**Exercise instructions:**
Once you know how many lines below hold "Suplementos", reply with that number and add nothing.

*** Opening Supplied data ***

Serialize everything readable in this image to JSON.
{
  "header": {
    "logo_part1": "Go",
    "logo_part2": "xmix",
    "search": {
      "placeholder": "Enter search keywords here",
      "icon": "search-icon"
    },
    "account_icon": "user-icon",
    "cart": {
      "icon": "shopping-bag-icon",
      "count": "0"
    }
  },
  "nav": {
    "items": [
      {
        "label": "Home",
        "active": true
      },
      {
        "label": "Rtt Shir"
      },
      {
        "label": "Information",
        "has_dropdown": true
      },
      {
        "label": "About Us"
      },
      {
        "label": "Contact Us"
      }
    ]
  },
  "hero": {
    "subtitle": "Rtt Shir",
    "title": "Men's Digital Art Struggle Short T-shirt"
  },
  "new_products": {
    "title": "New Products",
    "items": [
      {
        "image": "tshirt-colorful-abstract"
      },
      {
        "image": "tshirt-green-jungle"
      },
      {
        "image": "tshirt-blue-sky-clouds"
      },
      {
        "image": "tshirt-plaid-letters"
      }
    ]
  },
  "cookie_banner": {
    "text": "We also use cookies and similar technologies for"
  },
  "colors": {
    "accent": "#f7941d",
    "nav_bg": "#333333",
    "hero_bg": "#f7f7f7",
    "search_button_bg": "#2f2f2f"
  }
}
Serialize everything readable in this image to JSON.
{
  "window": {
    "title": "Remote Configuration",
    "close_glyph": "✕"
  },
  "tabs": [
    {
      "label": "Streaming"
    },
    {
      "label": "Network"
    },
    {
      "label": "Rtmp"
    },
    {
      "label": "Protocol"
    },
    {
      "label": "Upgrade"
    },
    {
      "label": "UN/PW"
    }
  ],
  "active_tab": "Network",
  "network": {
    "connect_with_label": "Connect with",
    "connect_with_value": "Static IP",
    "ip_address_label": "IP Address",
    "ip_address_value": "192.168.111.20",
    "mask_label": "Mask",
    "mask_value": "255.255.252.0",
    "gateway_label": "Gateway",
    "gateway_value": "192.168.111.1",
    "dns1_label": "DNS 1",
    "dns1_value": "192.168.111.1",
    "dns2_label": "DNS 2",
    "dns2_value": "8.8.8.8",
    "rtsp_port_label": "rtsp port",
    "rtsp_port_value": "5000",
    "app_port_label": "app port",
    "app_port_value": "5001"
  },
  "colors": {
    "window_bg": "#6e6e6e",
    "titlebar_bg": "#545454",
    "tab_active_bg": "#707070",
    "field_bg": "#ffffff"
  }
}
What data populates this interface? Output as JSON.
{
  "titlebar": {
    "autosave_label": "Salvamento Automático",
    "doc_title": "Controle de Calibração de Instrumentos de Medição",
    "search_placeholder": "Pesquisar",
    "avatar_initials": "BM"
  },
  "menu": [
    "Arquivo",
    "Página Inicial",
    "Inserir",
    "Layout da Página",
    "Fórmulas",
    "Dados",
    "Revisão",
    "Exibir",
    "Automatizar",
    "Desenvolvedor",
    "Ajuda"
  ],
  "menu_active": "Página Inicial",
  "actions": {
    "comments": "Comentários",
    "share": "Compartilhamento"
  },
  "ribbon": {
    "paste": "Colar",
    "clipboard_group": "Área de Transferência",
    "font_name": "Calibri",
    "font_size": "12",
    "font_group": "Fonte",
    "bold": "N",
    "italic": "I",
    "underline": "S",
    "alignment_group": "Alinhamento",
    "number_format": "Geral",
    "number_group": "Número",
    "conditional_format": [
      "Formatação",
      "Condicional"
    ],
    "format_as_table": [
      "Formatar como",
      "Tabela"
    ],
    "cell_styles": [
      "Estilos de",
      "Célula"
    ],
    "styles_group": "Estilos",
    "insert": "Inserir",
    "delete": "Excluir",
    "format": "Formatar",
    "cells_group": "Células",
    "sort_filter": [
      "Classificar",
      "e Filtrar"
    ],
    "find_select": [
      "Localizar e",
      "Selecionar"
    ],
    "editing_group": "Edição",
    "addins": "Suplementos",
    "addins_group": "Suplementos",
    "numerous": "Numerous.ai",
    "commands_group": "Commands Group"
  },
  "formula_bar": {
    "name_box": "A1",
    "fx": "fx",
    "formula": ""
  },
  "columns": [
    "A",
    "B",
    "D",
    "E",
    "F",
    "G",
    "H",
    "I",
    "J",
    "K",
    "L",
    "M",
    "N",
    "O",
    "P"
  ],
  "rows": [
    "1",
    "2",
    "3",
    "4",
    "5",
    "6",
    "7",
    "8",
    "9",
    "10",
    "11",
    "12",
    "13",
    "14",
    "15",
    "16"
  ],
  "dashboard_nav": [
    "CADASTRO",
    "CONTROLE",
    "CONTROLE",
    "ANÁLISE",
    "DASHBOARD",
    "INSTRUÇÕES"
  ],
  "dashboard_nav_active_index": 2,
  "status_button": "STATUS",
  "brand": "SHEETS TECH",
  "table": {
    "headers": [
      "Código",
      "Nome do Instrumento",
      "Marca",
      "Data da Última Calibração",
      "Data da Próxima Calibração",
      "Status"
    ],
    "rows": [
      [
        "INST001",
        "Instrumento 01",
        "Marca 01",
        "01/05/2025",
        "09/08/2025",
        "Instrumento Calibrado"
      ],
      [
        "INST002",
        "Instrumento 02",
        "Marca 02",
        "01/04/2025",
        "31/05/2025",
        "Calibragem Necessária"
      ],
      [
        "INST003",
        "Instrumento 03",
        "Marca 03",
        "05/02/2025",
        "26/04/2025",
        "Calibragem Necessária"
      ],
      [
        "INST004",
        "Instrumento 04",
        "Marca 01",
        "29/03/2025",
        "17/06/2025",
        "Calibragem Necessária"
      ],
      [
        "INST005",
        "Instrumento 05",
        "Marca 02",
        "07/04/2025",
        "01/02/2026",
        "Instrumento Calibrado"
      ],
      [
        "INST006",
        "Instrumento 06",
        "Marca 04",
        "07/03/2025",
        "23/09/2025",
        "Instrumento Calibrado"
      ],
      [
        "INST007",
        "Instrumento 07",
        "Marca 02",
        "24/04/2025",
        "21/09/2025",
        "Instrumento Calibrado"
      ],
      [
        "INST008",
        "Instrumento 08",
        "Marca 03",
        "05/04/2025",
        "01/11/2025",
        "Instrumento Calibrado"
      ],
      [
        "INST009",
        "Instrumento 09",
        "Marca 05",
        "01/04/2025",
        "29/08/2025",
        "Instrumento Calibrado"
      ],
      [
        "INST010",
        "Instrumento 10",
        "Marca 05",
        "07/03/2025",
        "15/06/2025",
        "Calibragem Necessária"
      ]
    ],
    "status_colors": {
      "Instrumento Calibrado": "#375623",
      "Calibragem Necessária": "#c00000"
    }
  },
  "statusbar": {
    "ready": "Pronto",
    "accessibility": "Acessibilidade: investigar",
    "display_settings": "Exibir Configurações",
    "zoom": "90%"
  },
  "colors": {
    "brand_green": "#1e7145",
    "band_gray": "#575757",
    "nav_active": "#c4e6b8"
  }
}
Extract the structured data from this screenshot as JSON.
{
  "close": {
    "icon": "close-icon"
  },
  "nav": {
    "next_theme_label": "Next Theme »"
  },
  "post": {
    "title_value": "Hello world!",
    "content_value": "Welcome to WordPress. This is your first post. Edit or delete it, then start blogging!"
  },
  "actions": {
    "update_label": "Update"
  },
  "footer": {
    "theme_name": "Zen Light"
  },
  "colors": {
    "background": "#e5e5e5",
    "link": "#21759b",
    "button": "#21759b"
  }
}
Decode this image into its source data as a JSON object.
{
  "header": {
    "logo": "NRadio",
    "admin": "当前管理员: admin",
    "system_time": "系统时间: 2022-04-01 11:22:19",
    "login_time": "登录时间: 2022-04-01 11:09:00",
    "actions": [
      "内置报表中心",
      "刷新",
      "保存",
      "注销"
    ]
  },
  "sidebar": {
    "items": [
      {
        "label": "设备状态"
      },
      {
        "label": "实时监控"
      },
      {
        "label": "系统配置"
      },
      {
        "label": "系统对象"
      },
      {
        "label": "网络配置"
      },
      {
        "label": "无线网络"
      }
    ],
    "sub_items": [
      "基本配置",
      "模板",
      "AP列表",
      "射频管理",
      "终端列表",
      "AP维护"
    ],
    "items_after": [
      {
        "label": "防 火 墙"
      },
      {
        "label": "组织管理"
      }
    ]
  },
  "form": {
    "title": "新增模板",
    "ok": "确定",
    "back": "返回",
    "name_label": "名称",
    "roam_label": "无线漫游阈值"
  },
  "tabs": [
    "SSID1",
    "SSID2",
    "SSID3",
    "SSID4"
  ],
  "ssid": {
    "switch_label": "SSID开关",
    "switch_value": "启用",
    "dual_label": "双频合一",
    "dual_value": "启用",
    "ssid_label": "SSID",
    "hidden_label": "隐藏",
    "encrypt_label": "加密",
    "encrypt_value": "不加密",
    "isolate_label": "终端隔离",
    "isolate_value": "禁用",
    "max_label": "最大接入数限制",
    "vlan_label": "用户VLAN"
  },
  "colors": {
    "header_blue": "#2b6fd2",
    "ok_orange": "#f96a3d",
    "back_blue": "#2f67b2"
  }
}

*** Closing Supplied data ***

**Expected output:**
2